Try it:
Scan the entries below and return each line that contains "grade".
[Opening Material provided section]
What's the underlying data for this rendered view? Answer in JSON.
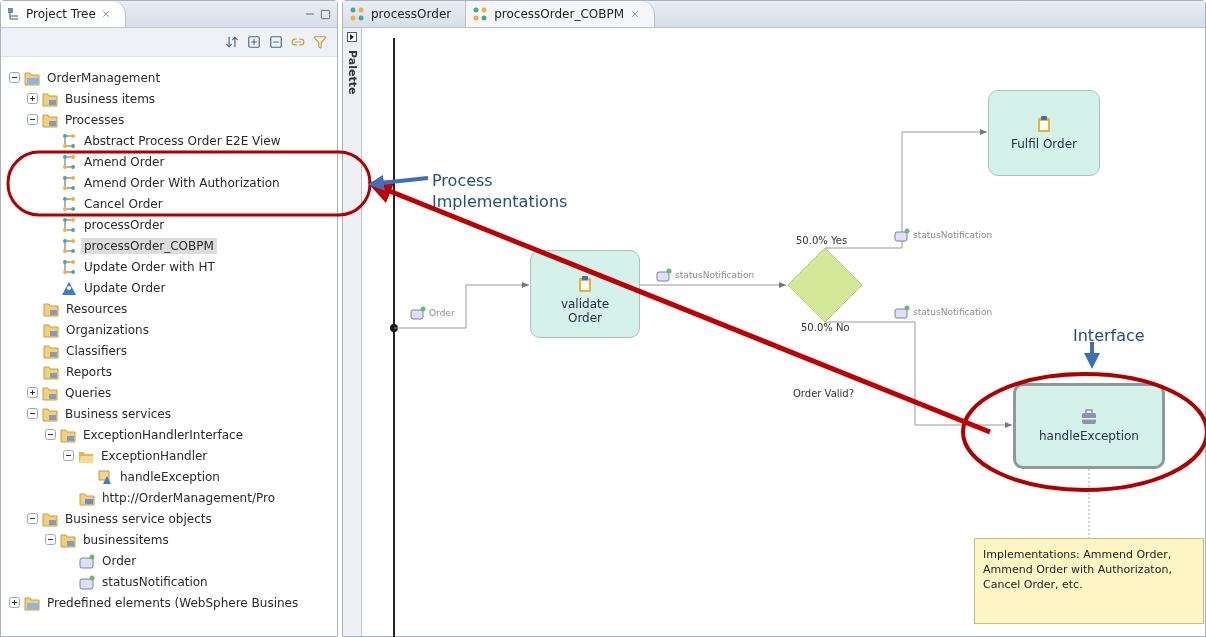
{
  "project_tree": {
    "title": "Project Tree",
    "items": [
      {
        "label": "OrderManagement",
        "kind": "project",
        "expanded": true,
        "selected": false,
        "children": [
          {
            "label": "Business items",
            "kind": "folder",
            "expanded": false,
            "selected": false
          },
          {
            "label": "Processes",
            "kind": "folder",
            "expanded": true,
            "selected": false,
            "children": [
              {
                "label": "Abstract Process Order E2E View",
                "kind": "process",
                "selected": false
              },
              {
                "label": "Amend Order",
                "kind": "process",
                "selected": false
              },
              {
                "label": "Amend Order With Authorization",
                "kind": "process",
                "selected": false
              },
              {
                "label": "Cancel Order",
                "kind": "process",
                "selected": false
              },
              {
                "label": "processOrder",
                "kind": "process",
                "selected": false
              },
              {
                "label": "processOrder_COBPM",
                "kind": "process",
                "selected": true
              },
              {
                "label": "Update Order with HT",
                "kind": "process",
                "selected": false
              },
              {
                "label": "Update Order",
                "kind": "human-task",
                "selected": false
              }
            ]
          },
          {
            "label": "Resources",
            "kind": "folder",
            "selected": false
          },
          {
            "label": "Organizations",
            "kind": "folder",
            "selected": false
          },
          {
            "label": "Classifiers",
            "kind": "folder",
            "selected": false
          },
          {
            "label": "Reports",
            "kind": "folder",
            "selected": false
          },
          {
            "label": "Queries",
            "kind": "folder",
            "expanded": false,
            "selected": false
          },
          {
            "label": "Business services",
            "kind": "folder",
            "expanded": true,
            "selected": false,
            "children": [
              {
                "label": "ExceptionHandlerInterface",
                "kind": "folder",
                "expanded": true,
                "selected": false,
                "children": [
                  {
                    "label": "ExceptionHandler",
                    "kind": "open-folder",
                    "expanded": true,
                    "selected": false,
                    "children": [
                      {
                        "label": "handleException",
                        "kind": "operation",
                        "selected": false
                      }
                    ]
                  },
                  {
                    "label": "http://OrderManagement/Pro",
                    "kind": "service",
                    "selected": false
                  }
                ]
              }
            ]
          },
          {
            "label": "Business service objects",
            "kind": "folder",
            "expanded": true,
            "selected": false,
            "children": [
              {
                "label": "businessitems",
                "kind": "folder",
                "expanded": true,
                "selected": false,
                "children": [
                  {
                    "label": "Order",
                    "kind": "data",
                    "selected": false
                  },
                  {
                    "label": "statusNotification",
                    "kind": "data",
                    "selected": false
                  }
                ]
              }
            ]
          }
        ]
      },
      {
        "label": "Predefined elements (WebSphere Busines",
        "kind": "project",
        "expanded": false,
        "selected": false
      }
    ]
  },
  "editor_tabs": [
    {
      "label": "processOrder",
      "selected": false
    },
    {
      "label": "processOrder_COBPM",
      "selected": true
    }
  ],
  "palette": {
    "label": "Palette"
  },
  "diagram": {
    "nodes": [
      {
        "kind": "task",
        "label": "validate Order",
        "selected": false
      },
      {
        "kind": "decision",
        "label": "Order Valid?"
      },
      {
        "kind": "task",
        "label": "Fulfil Order",
        "selected": false
      },
      {
        "kind": "task",
        "label": "handleException",
        "selected": true
      },
      {
        "kind": "note",
        "label": "Implementations: Ammend Order, Ammend Order with Authorizaton, Cancel Order, etc."
      }
    ],
    "branch_labels": [
      "50.0% Yes",
      "50.0% No"
    ],
    "data_labels": [
      "Order",
      "statusNotification",
      "statusNotification",
      "statusNotification"
    ]
  },
  "callouts": [
    {
      "text": "Process Implementations"
    },
    {
      "text": "Interface"
    }
  ]
}
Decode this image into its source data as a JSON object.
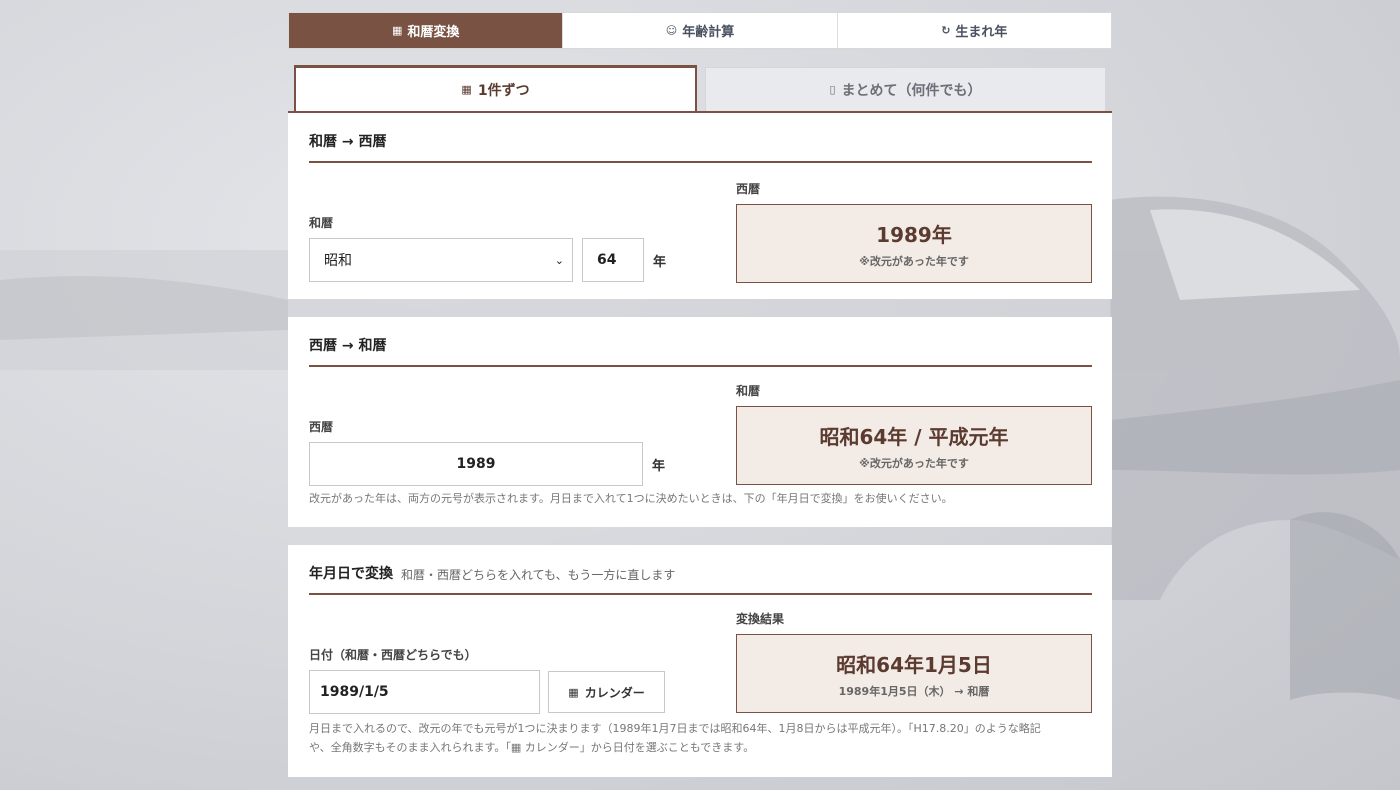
{
  "top_tabs": [
    {
      "icon": "calendar-icon",
      "label": "和暦変換"
    },
    {
      "icon": "face-icon",
      "label": "年齢計算"
    },
    {
      "icon": "cycle-icon",
      "label": "生まれ年"
    }
  ],
  "sub_tabs": [
    {
      "icon": "calendar-icon",
      "label": "1件ずつ"
    },
    {
      "icon": "clipboard-icon",
      "label": "まとめて（何件でも）"
    }
  ],
  "wareki_to_seireki": {
    "title": "和暦 → 西暦",
    "input_label": "和暦",
    "era_value": "昭和",
    "year_value": "64",
    "unit": "年",
    "result_label": "西暦",
    "result_main": "1989年",
    "result_note": "※改元があった年です"
  },
  "seireki_to_wareki": {
    "title": "西暦 → 和暦",
    "input_label": "西暦",
    "year_value": "1989",
    "unit": "年",
    "result_label": "和暦",
    "result_main": "昭和64年 / 平成元年",
    "result_note": "※改元があった年です",
    "help": "改元があった年は、両方の元号が表示されます。月日まで入れて1つに決めたいときは、下の「年月日で変換」をお使いください。"
  },
  "date_convert": {
    "title": "年月日で変換",
    "subtitle": "和暦・西暦どちらを入れても、もう一方に直します",
    "input_label": "日付（和暦・西暦どちらでも）",
    "date_value": "1989/1/5",
    "calendar_button": "カレンダー",
    "result_label": "変換結果",
    "result_main": "昭和64年1月5日",
    "result_note": "1989年1月5日（木） → 和暦",
    "help_line1": "月日まで入れるので、改元の年でも元号が1つに決まります（1989年1月7日までは昭和64年、1月8日からは平成元年）。「H17.8.20」のような略記",
    "help_line2": "や、全角数字もそのまま入れられます。「▦ カレンダー」から日付を選ぶこともできます。"
  },
  "colors": {
    "accent": "#7a5244",
    "result_bg": "#f2ebe6",
    "result_text": "#5b3b30"
  }
}
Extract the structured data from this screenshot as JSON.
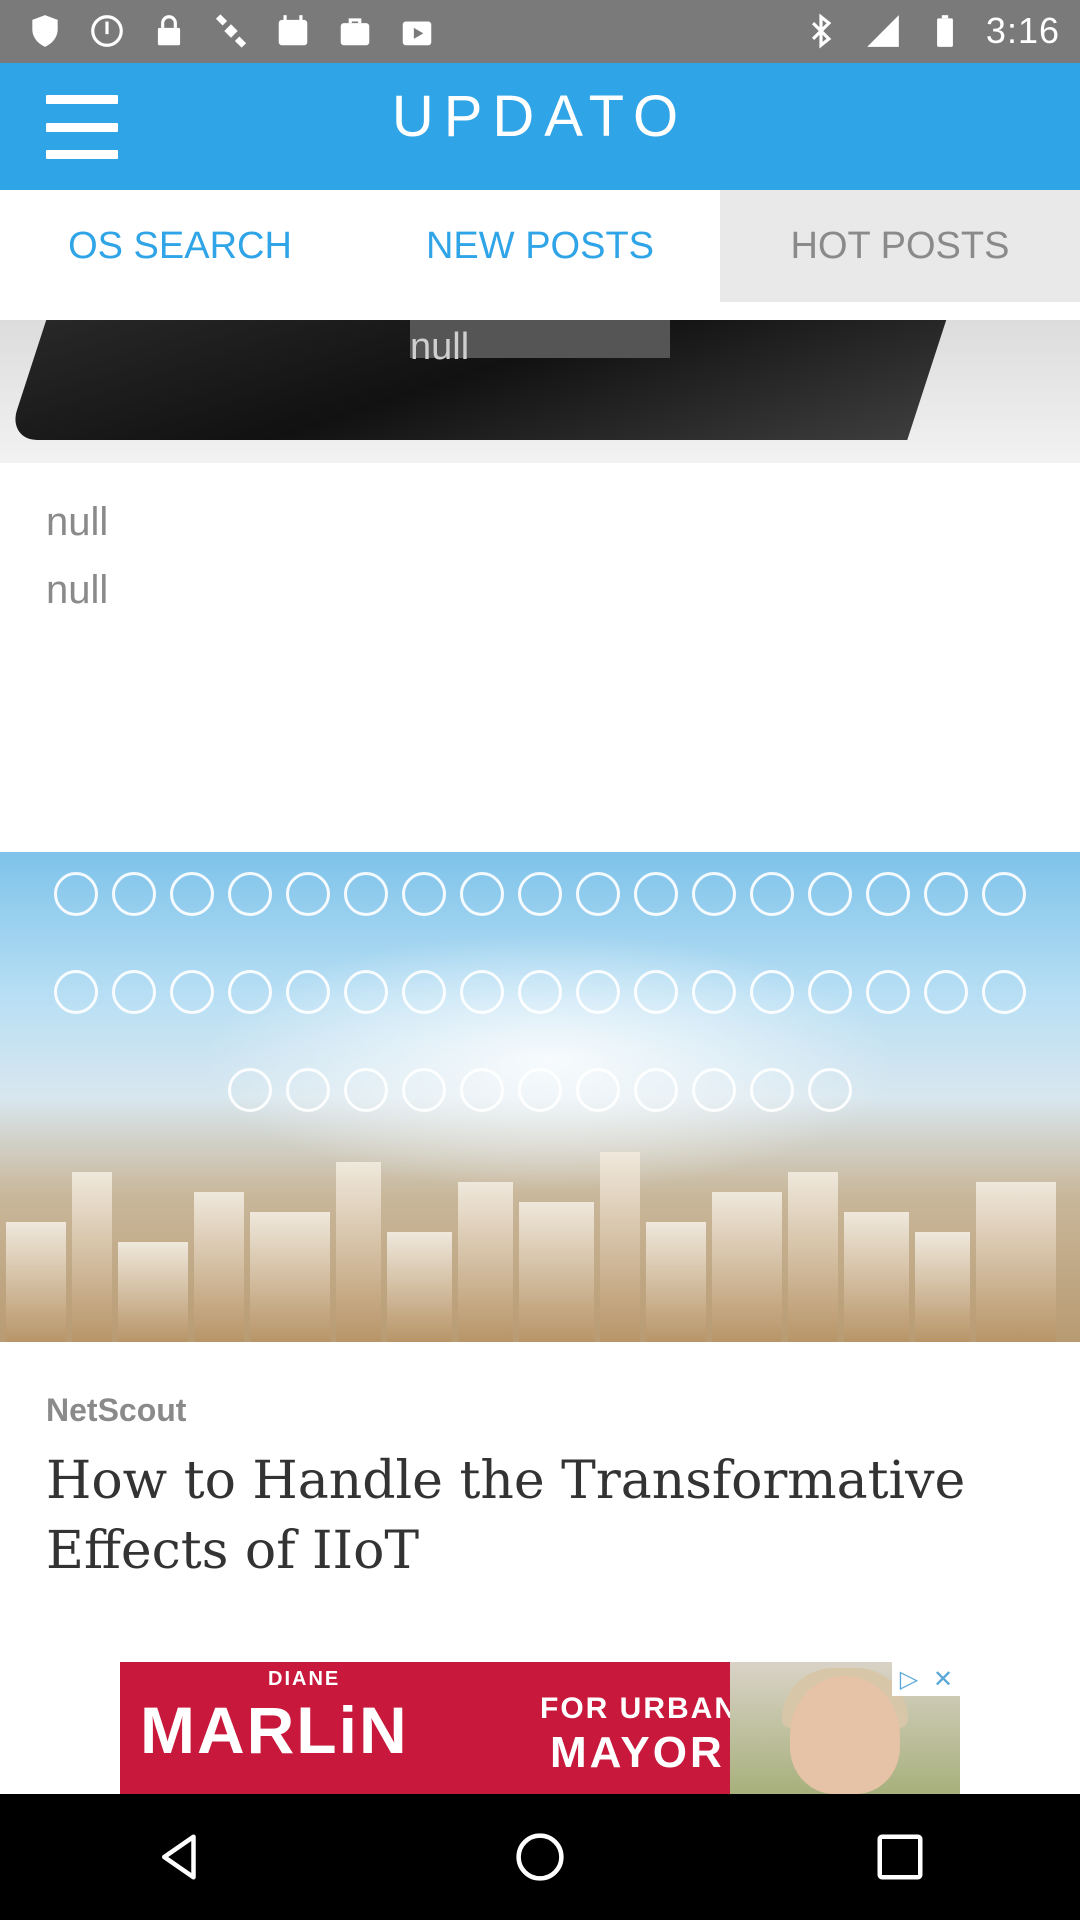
{
  "status_bar": {
    "time": "3:16",
    "icons": [
      "shield-icon",
      "dnd-icon",
      "lock-icon",
      "satellite-icon",
      "calendar-icon",
      "bag-icon",
      "play-store-icon",
      "bluetooth-icon",
      "signal-icon",
      "battery-icon"
    ]
  },
  "app_bar": {
    "brand": "UPDATO",
    "menu_icon": "menu-icon",
    "color": "#2fa4e7"
  },
  "tabs": [
    {
      "label": "OS SEARCH"
    },
    {
      "label": "NEW POSTS"
    },
    {
      "label": "HOT POSTS"
    }
  ],
  "feed": {
    "card1": {
      "image_caption": "null",
      "title": "null",
      "subtitle": "null"
    },
    "card2": {
      "source": "NetScout",
      "headline": "How to Handle the Transformative Effects of IIoT"
    }
  },
  "ad": {
    "top_text": "DIANE",
    "name": "MARLiN",
    "for_text": "FOR URBANA",
    "office": "MAYOR",
    "brand_color": "#c8193c"
  },
  "nav_bar": {
    "buttons": [
      "back-icon",
      "home-icon",
      "recents-icon"
    ]
  }
}
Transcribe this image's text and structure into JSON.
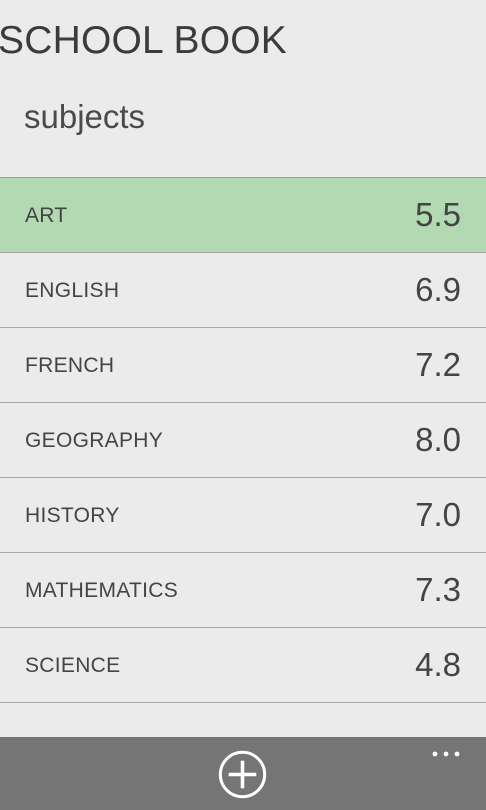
{
  "header": {
    "app_title": "SCHOOL BOOK",
    "section_title": "subjects"
  },
  "subjects": [
    {
      "name": "ART",
      "grade": "5.5",
      "selected": true
    },
    {
      "name": "ENGLISH",
      "grade": "6.9",
      "selected": false
    },
    {
      "name": "FRENCH",
      "grade": "7.2",
      "selected": false
    },
    {
      "name": "GEOGRAPHY",
      "grade": "8.0",
      "selected": false
    },
    {
      "name": "HISTORY",
      "grade": "7.0",
      "selected": false
    },
    {
      "name": "MATHEMATICS",
      "grade": "7.3",
      "selected": false
    },
    {
      "name": "SCIENCE",
      "grade": "4.8",
      "selected": false
    }
  ],
  "app_bar": {
    "add_icon": "add-circle-icon",
    "more_icon": "more-ellipsis-icon"
  },
  "colors": {
    "background": "#ebebeb",
    "selected_row": "#b3d9b3",
    "app_bar": "#757575",
    "text": "#444444",
    "divider": "#a7a7a7"
  }
}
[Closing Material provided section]
Task output:
      "grade": "5.5",
      "grade": "6.9",
      "grade": "7.2",
      "grade": "8.0",
      "grade": "7.0",
      "grade": "7.3",
      "grade": "4.8",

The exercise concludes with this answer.